Tax season is already ‘fun’ enough, but did you know it’s also among the riskiest times of year for getting scammed? 

We know. It’s like there’s no justice in the world.

Just last year, Canadians reported a cringe-inducing $554 million losses to cyber fraud. Big yikes. 

TELUS Online Security
Photo via TELUS

Risk increases during periods like tax season as scammers ramp up efforts to cheat people out of their personal information, often impersonating banks or the Canada Revenue Agency (CRA).

So how can you better protect yourself?

The craziest thing is, even the tech-savviest of Canadians aren’t immune. 

Take it from tech expert and TELUS Online Security partner, Matthew Moniz, who’s fallen victim to scams a couple of times. 

First, a fraudster used his driver’s license to register a credit card, resulting in a year-long hassle with debt collectors.
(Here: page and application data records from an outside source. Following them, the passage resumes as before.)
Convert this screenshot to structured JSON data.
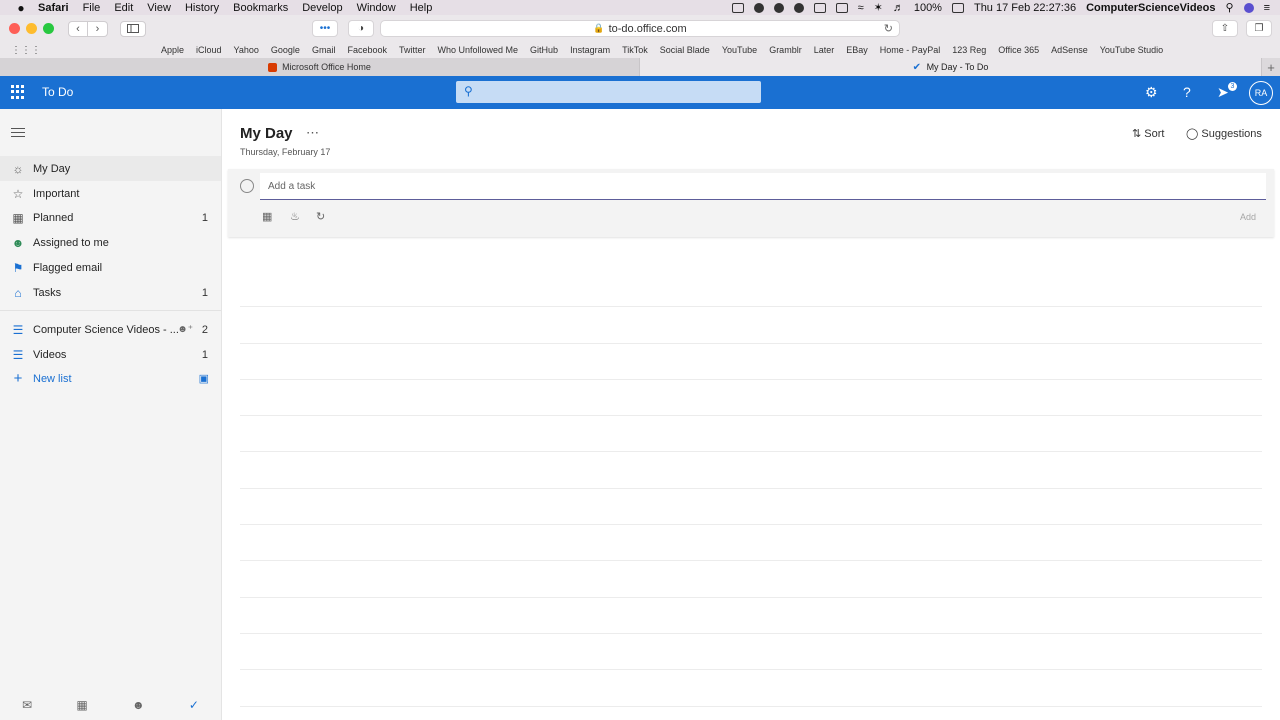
{
  "menubar": {
    "apple": "",
    "app": "Safari",
    "items": [
      "File",
      "Edit",
      "View",
      "History",
      "Bookmarks",
      "Develop",
      "Window",
      "Help"
    ],
    "battery": "100%",
    "datetime": "Thu 17 Feb  22:27:36",
    "user": "ComputerScienceVideos"
  },
  "browser": {
    "url": "to-do.office.com",
    "bookmarks": [
      "Apple",
      "iCloud",
      "Yahoo",
      "Google",
      "Gmail",
      "Facebook",
      "Twitter",
      "Who Unfollowed Me",
      "GitHub",
      "Instagram",
      "TikTok",
      "Social Blade",
      "YouTube",
      "Gramblr",
      "Later",
      "EBay",
      "Home - PayPal",
      "123 Reg",
      "Office 365",
      "AdSense",
      "YouTube Studio"
    ],
    "tabs": [
      {
        "label": "Microsoft Office Home"
      },
      {
        "label": "My Day - To Do"
      }
    ]
  },
  "app": {
    "title": "To Do",
    "badge_count": "3",
    "avatar_initials": "RA",
    "accent": "#1a70d2"
  },
  "sidebar": {
    "items": [
      {
        "label": "My Day",
        "count": ""
      },
      {
        "label": "Important",
        "count": ""
      },
      {
        "label": "Planned",
        "count": "1"
      },
      {
        "label": "Assigned to me",
        "count": ""
      },
      {
        "label": "Flagged email",
        "count": ""
      },
      {
        "label": "Tasks",
        "count": "1"
      }
    ],
    "lists": [
      {
        "label": "Computer Science Videos - ...",
        "count": "2"
      },
      {
        "label": "Videos",
        "count": "1"
      }
    ],
    "new_list": "New list"
  },
  "main": {
    "title": "My Day",
    "date": "Thursday, February 17",
    "sort_label": "Sort",
    "suggestions_label": "Suggestions",
    "add_task_placeholder": "Add a task",
    "add_button": "Add"
  }
}
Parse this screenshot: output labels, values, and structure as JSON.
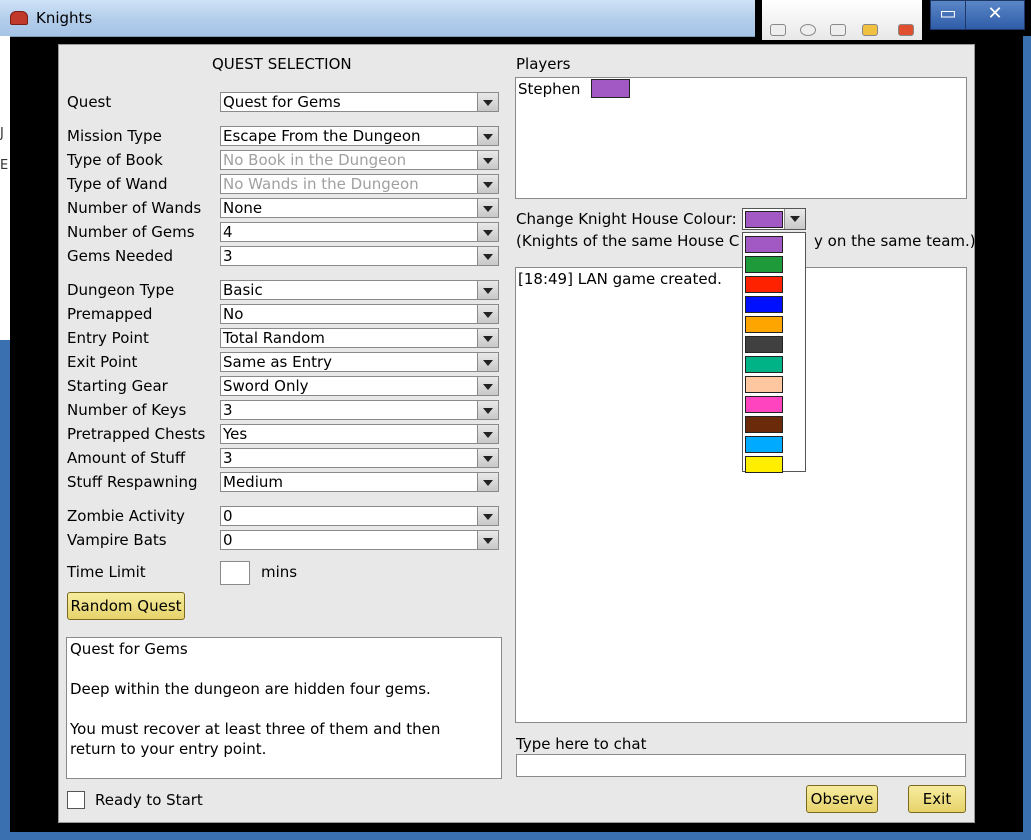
{
  "window": {
    "title": "Knights"
  },
  "left_edge_fragments": [
    "J",
    "E"
  ],
  "quest_panel": {
    "heading": "QUEST SELECTION",
    "fields": [
      {
        "label": "Quest",
        "value": "Quest for Gems",
        "disabled": false
      },
      {
        "label": "Mission Type",
        "value": "Escape From the Dungeon",
        "disabled": false
      },
      {
        "label": "Type of Book",
        "value": "No Book in the Dungeon",
        "disabled": true
      },
      {
        "label": "Type of Wand",
        "value": "No Wands in the Dungeon",
        "disabled": true
      },
      {
        "label": "Number of Wands",
        "value": "None",
        "disabled": false
      },
      {
        "label": "Number of Gems",
        "value": "4",
        "disabled": false
      },
      {
        "label": "Gems Needed",
        "value": "3",
        "disabled": false
      },
      {
        "label": "Dungeon Type",
        "value": "Basic",
        "disabled": false
      },
      {
        "label": "Premapped",
        "value": "No",
        "disabled": false
      },
      {
        "label": "Entry Point",
        "value": "Total Random",
        "disabled": false
      },
      {
        "label": "Exit Point",
        "value": "Same as Entry",
        "disabled": false
      },
      {
        "label": "Starting Gear",
        "value": "Sword Only",
        "disabled": false
      },
      {
        "label": "Number of Keys",
        "value": "3",
        "disabled": false
      },
      {
        "label": "Pretrapped Chests",
        "value": "Yes",
        "disabled": false
      },
      {
        "label": "Amount of Stuff",
        "value": "3",
        "disabled": false
      },
      {
        "label": "Stuff Respawning",
        "value": "Medium",
        "disabled": false
      },
      {
        "label": "Zombie Activity",
        "value": "0",
        "disabled": false
      },
      {
        "label": "Vampire Bats",
        "value": "0",
        "disabled": false
      }
    ],
    "time_limit_label": "Time Limit",
    "time_limit_value": "",
    "time_limit_unit": "mins",
    "random_quest_button": "Random Quest",
    "description": [
      "Quest for Gems",
      "",
      "Deep within the dungeon are hidden four gems.",
      "",
      "You must recover at least three of them and then",
      "return to your entry point."
    ],
    "ready_label": "Ready to Start"
  },
  "players_panel": {
    "heading": "Players",
    "players": [
      {
        "name": "Stephen",
        "color": "#a259c4"
      }
    ],
    "house_colour_label": "Change Knight House Colour:",
    "house_colour_selected": "#a259c4",
    "team_note_left": "(Knights of the same House C",
    "team_note_right": "y on the same team.)",
    "colour_options": [
      "#a259c4",
      "#1f9a3a",
      "#ff2200",
      "#0010ff",
      "#ffa500",
      "#404040",
      "#00b386",
      "#ffc7a0",
      "#ff44c0",
      "#6b2a0a",
      "#00aaff",
      "#ffee00"
    ]
  },
  "chat": {
    "log": [
      "[18:49] LAN game created."
    ],
    "prompt_label": "Type here to chat",
    "input_value": ""
  },
  "buttons": {
    "observe": "Observe",
    "exit": "Exit"
  }
}
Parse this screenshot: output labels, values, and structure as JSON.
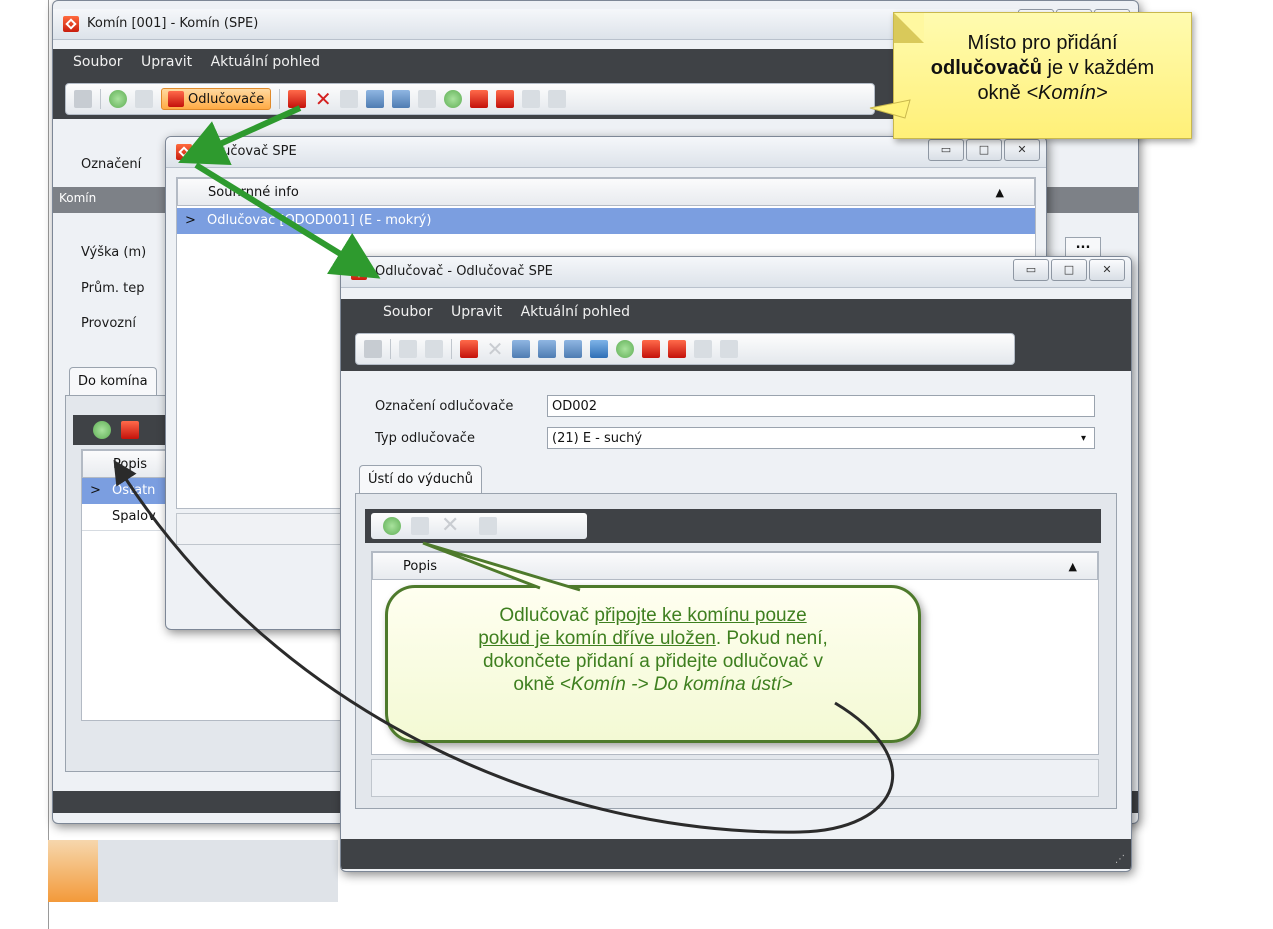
{
  "main_window": {
    "title": "Komín [001] - Komín (SPE)",
    "menu": [
      "Soubor",
      "Upravit",
      "Aktuální pohled"
    ],
    "toolbar_highlight_label": "Odlučovače",
    "label_oznaceni": "Označení",
    "section_komin": "Komín",
    "label_vyska": "Výška (m)",
    "label_prum": "Prům. tep",
    "label_provozni": "Provozní",
    "tab_do_komina": "Do komína",
    "grid_header_popis": "Popis",
    "grid_row_1": "Ostatn",
    "grid_row_2": "Spalov",
    "ellipsis": "..."
  },
  "list_window": {
    "title": "Odlučovač SPE",
    "header": "Souhrnné info",
    "selected_row": "Odlučovač [ODOD001] (E - mokrý)"
  },
  "detail_window": {
    "title": "Odlučovač - Odlučovač SPE",
    "menu": [
      "Soubor",
      "Upravit",
      "Aktuální pohled"
    ],
    "label_oznaceni": "Označení odlučovače",
    "value_oznaceni": "OD002",
    "label_typ": "Typ odlučovače",
    "value_typ": "(21) E - suchý",
    "tab_label": "Ústí do výduchů",
    "grid_header": "Popis"
  },
  "callout_yellow": {
    "line1": "Místo pro přidání",
    "bold": "odlučovačů",
    "line2_rest": " je v každém",
    "line3_pre": "okně ",
    "line3_em": "<Komín>"
  },
  "callout_green": {
    "t1": "Odlučovač ",
    "u1": "připojte ke komínu pouze",
    "u2": "pokud je komín dříve uložen",
    "t2": ". Pokud není,",
    "t3": "dokončete přidaní a přidejte odlučovač v",
    "t4": "okně ",
    "em": "<Komín -> Do komína ústí>"
  },
  "colors": {
    "menubar": "#3f4246",
    "selection": "#7b9ee0",
    "arrow_green": "#2e9a2e",
    "note_yellow": "#fff37a",
    "bubble_border": "#4e7a2c",
    "bubble_text": "#3e7f1f"
  }
}
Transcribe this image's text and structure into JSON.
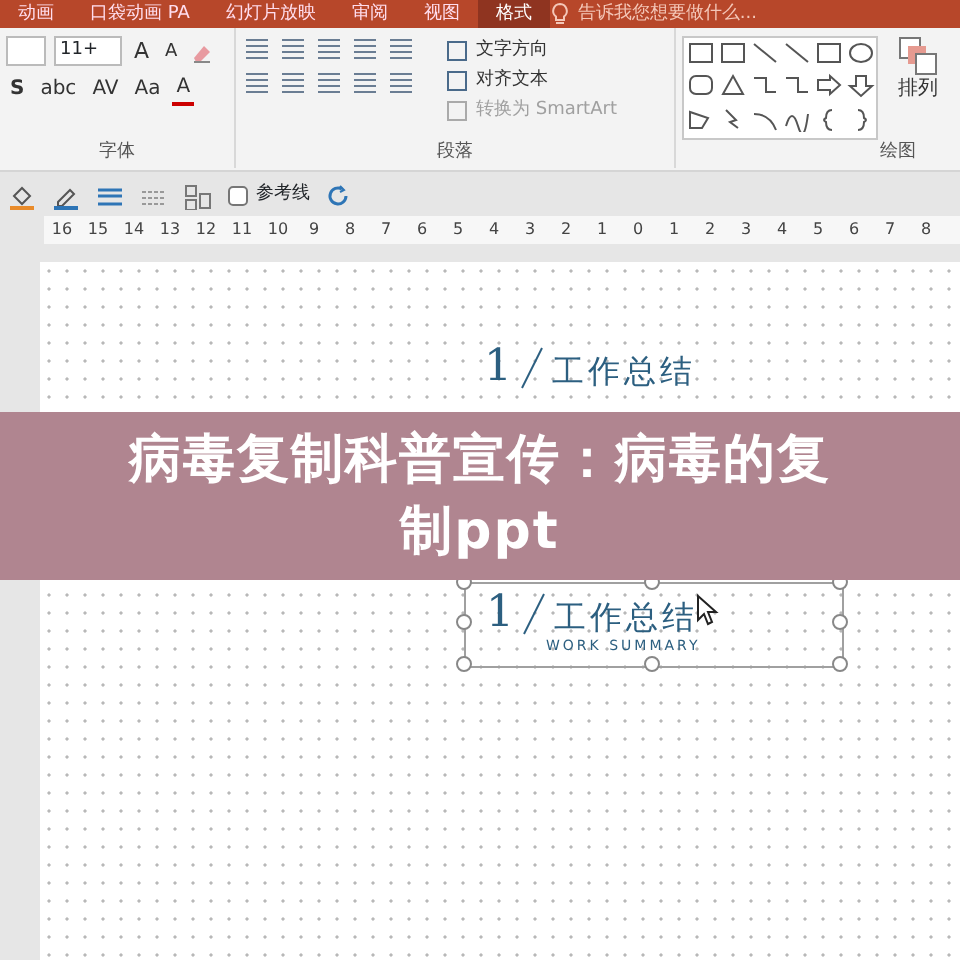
{
  "tabs": [
    {
      "label": "动画",
      "selected": false
    },
    {
      "label": "口袋动画 PA",
      "selected": false
    },
    {
      "label": "幻灯片放映",
      "selected": false
    },
    {
      "label": "审阅",
      "selected": false
    },
    {
      "label": "视图",
      "selected": false
    },
    {
      "label": "格式",
      "selected": true
    }
  ],
  "tell_me": {
    "placeholder": "告诉我您想要做什么..."
  },
  "font_group": {
    "label": "字体",
    "font_size": "11+",
    "row1_buttons": [
      "A",
      "A"
    ],
    "row2_buttons": [
      "S",
      "abc",
      "AV",
      "Aa",
      "A"
    ]
  },
  "paragraph_group": {
    "label": "段落",
    "text_commands": [
      {
        "label": "文字方向",
        "disabled": false
      },
      {
        "label": "对齐文本",
        "disabled": false
      },
      {
        "label": "转换为 SmartArt",
        "disabled": true
      }
    ]
  },
  "drawing_group": {
    "label": "绘图",
    "arrange": "排列"
  },
  "toolbar": {
    "guides": {
      "label": "参考线",
      "checked": false
    }
  },
  "ruler": [
    "16",
    "15",
    "14",
    "13",
    "12",
    "11",
    "10",
    "9",
    "8",
    "7",
    "6",
    "5",
    "4",
    "3",
    "2",
    "1",
    "0",
    "1",
    "2",
    "3",
    "4",
    "5",
    "6",
    "7",
    "8"
  ],
  "slide": {
    "items": [
      {
        "number": "1",
        "title": "工作总结",
        "selected": false
      },
      {
        "number": "1",
        "title": "工作总结",
        "subtitle": "WORK SUMMARY",
        "selected": true
      }
    ]
  },
  "banner": {
    "lines": [
      "病毒复制科普宣传：病毒的复",
      "制ppt"
    ]
  }
}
More recently, he narrowly escaped a $3,700 loss when his details were used to buy two smartphones. That’s why it’s so important to stay vigilant and take your digital security seriously.

Ready to rally the troops and dig that moat? Metaphorically speaking, of course. 

Here are Matthew Moniz’s top tips on protecting yourself online:

Tip 1: Don’t Take The ‘Phishing’ Bait 

Have you ever gotten an email, text, or phone call that just didn’t sit right? Maybe it was for a package that was held up at customs… except you never ordered anything. Or a bank notification from an institution you don’t even bank with.

These digital traps are called phishing scams. They’re designed to steal your personal information or trick you into making payments for fake services. 

Around tax season, these phishing scams start impersonating legitimate entities like the CRA. They can be sneaky, but they usually have a tell. 

Matthew Moniz recommends paying attention to sender domains and watching out for red flags like forced urgency, threats, and demands such as requesting payment through Interac e-transfer, bitcoin, prepaid credit card or gift cards. When in doubt, verify requests directly with the organization using official contact details. 

Tip 2: Home Is Where the Security Is 

Your home is your fortress – and so is your home internet. Keep to your private home network when you’re handling sensitive information, like filing your taxes or paying bills.  

If you’re ever forced to use public WiFi, Moniz recommends using a Virtual Private Network (VPN) to keep yourself safe. TELUS Online Security includes the fastest and most reliable VPN in Canada, so you can shop online for shoes at your favourite cafe while messaging your bestie – confident that your data is secured with bank-grade encryption.

**Based on a test of eight other leading VPN products in the VPN Products Performance Benchmarks report conducted by PassMark Software commissioned by Gen, November 2023. Competitor list and performance metrics were selected by Gen. 

Tip 3: Lock It Down

Your digital lock and key is none other than the thing we probably take most for granted: passwords. Yes, it should be more difficult to guess than the word ‘password’ or your pet’s name plus your birth year. Feeling called out yet?

According to Moniz, the easiest way to keep your passwords secure is to have different ones for each account, make them complex, and enable Multi-Factor Authentication (MFA) whenever possible. It can be a lot to keep track of, so consider using a password manager. A secure password manager will create and store your passwords in an encrypted vault that only you can access.

Tip 4: Get A (Digital) Bodyguard

It goes without saying that you should have a rock-solid cyber security system on your devices – but we’re going to say it anyway!

TELUS Online Security acts like a digital bodyguard to keep you safer from cybercriminals. Powered by Norton and available to all Canadians, this comprehensive service offers a password manager and around-the-clock monitoring for threats to your identity and devices, including viruses and malicious websites. 

TELUS Online Security also keeps you informed with alerts†  for suspicious activity on your financial accounts and credit file – so you can act quickly if something doesn’t look right. 

If the worst happens, and your identity is stolen, they also have experts on hand to guide you through the recovery process and help ease some of the stress. 

Learn more about TELUS Online Security and available plans online.


TELUS does not monitor all transactions at all businesses.
No one can prevent all cybercrime or identity theft. Activation through Norton is required.